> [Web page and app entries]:
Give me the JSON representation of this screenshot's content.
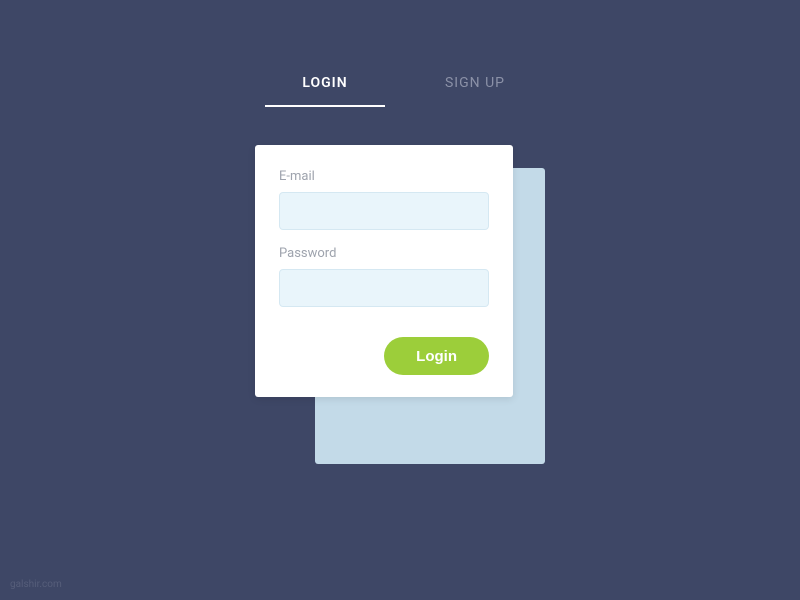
{
  "tabs": {
    "login": "LOGIN",
    "signup": "SIGN UP"
  },
  "form": {
    "email_label": "E-mail",
    "password_label": "Password",
    "email_value": "",
    "password_value": "",
    "submit_label": "Login"
  },
  "footer": {
    "credit": "galshir.com"
  }
}
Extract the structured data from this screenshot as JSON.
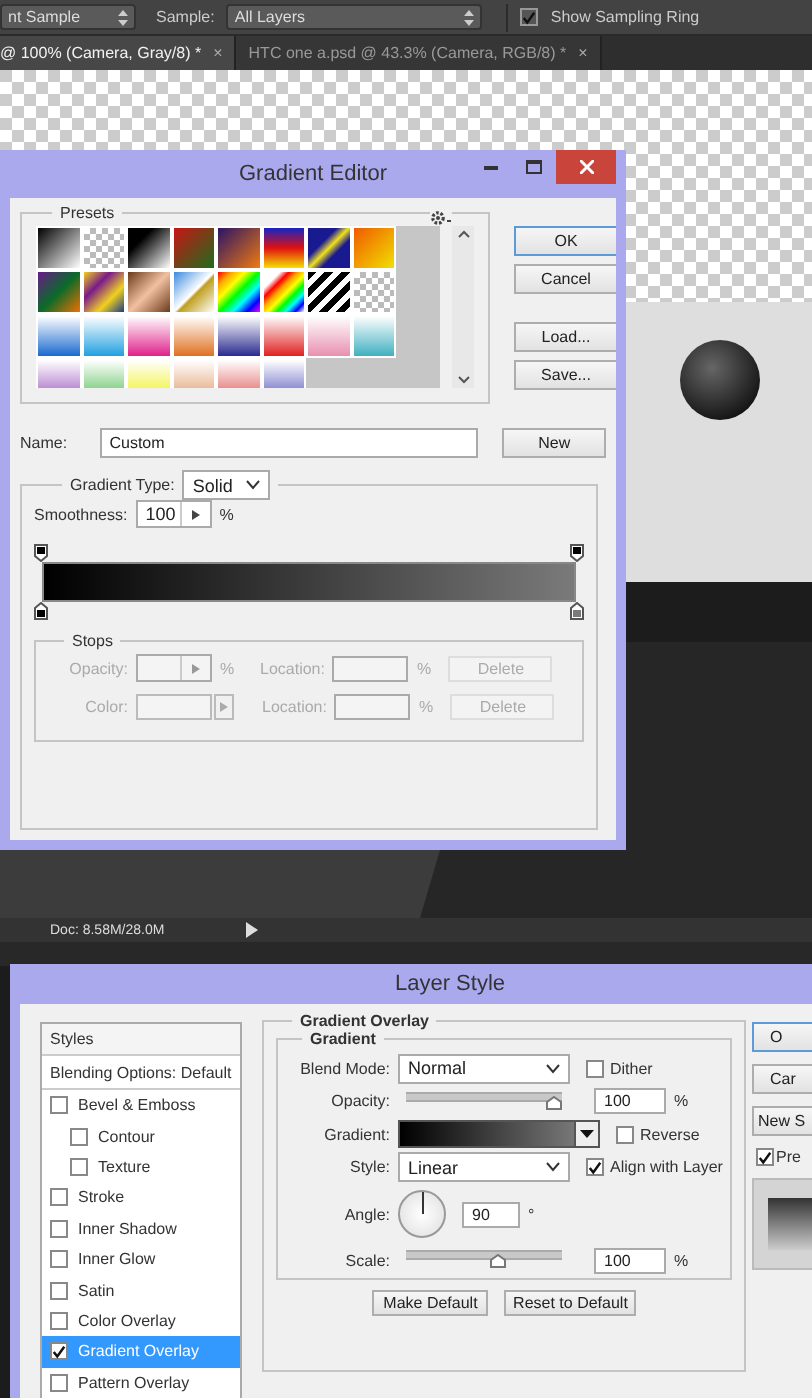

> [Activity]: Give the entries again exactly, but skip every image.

> [Reply]:
Give me the JSON representation of this screenshot's content.
{
  "tabs": {
    "login": "LOGIN",
    "signup": "SIGN UP"
  },
  "form": {
    "email_label": "E-mail",
    "password_label": "Password",
    "email_value": "",
    "password_value": "",
    "submit_label": "Login"
  },
  "footer": {
    "credit": "galshir.com"
  }
}
Extract the structured data from this screenshot as JSON.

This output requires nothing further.